======== Records to use

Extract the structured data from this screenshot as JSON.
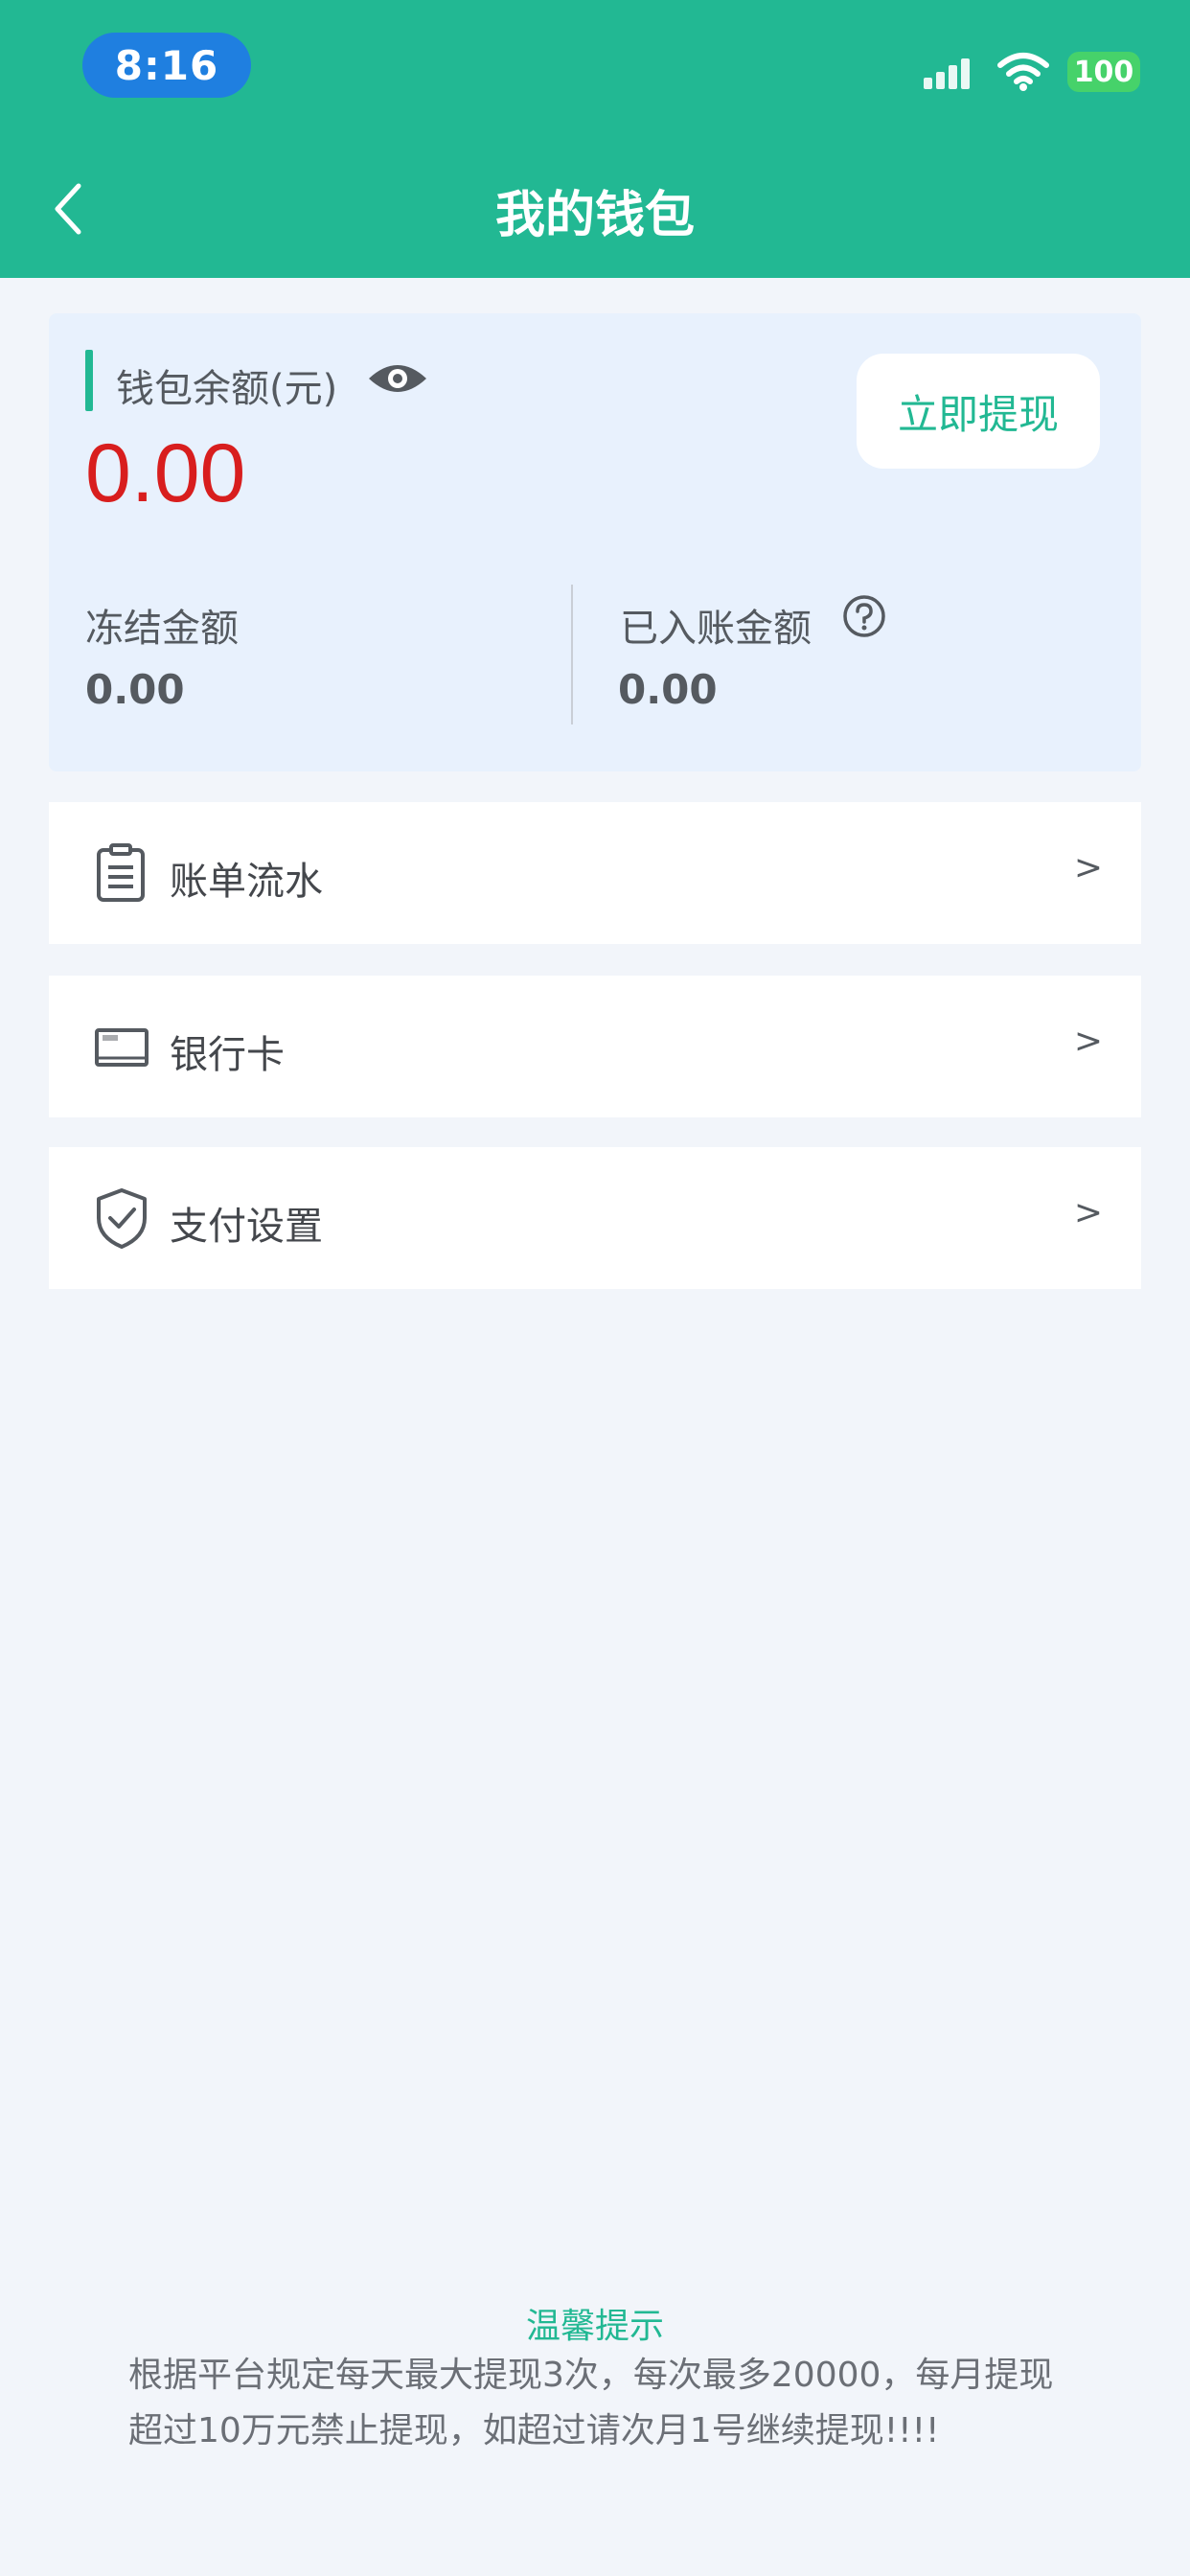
{
  "status_bar": {
    "time": "8:16",
    "battery": "100",
    "icons": [
      "signal-icon",
      "wifi-icon",
      "battery-icon"
    ]
  },
  "header": {
    "title": "我的钱包",
    "back_icon": "back-chevron-icon"
  },
  "wallet": {
    "balance_label": "钱包余额(元)",
    "balance_amount": "0.00",
    "withdraw_label": "立即提现",
    "frozen_label": "冻结金额",
    "frozen_value": "0.00",
    "credited_label": "已入账金额",
    "credited_value": "0.00"
  },
  "menu": [
    {
      "label": "账单流水",
      "icon": "bill-icon",
      "arrow": ">"
    },
    {
      "label": "银行卡",
      "icon": "bank-card-icon",
      "arrow": ">"
    },
    {
      "label": "支付设置",
      "icon": "shield-check-icon",
      "arrow": ">"
    }
  ],
  "tips": {
    "title": "温馨提示",
    "text": "根据平台规定每天最大提现3次，每次最多20000，每月提现超过10万元禁止提现，如超过请次月1号继续提现!!!!"
  },
  "colors": {
    "primary": "#22b893",
    "amount_red": "#d81e1e",
    "time_pill": "#1f7fe0",
    "page_bg": "#f2f5fa",
    "card_bg": "#e8f1fd"
  }
}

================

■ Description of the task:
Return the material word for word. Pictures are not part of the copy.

■ Solution to the problem:
Extract the structured data from this screenshot as JSON.
{
  "status_bar": {
    "time": "8:16",
    "battery": "100",
    "icons": [
      "signal-icon",
      "wifi-icon",
      "battery-icon"
    ]
  },
  "header": {
    "title": "我的钱包",
    "back_icon": "back-chevron-icon"
  },
  "wallet": {
    "balance_label": "钱包余额(元)",
    "balance_amount": "0.00",
    "withdraw_label": "立即提现",
    "frozen_label": "冻结金额",
    "frozen_value": "0.00",
    "credited_label": "已入账金额",
    "credited_value": "0.00"
  },
  "menu": [
    {
      "label": "账单流水",
      "icon": "bill-icon",
      "arrow": ">"
    },
    {
      "label": "银行卡",
      "icon": "bank-card-icon",
      "arrow": ">"
    },
    {
      "label": "支付设置",
      "icon": "shield-check-icon",
      "arrow": ">"
    }
  ],
  "tips": {
    "title": "温馨提示",
    "text": "根据平台规定每天最大提现3次，每次最多20000，每月提现超过10万元禁止提现，如超过请次月1号继续提现!!!!"
  },
  "colors": {
    "primary": "#22b893",
    "amount_red": "#d81e1e",
    "time_pill": "#1f7fe0",
    "page_bg": "#f2f5fa",
    "card_bg": "#e8f1fd"
  }
}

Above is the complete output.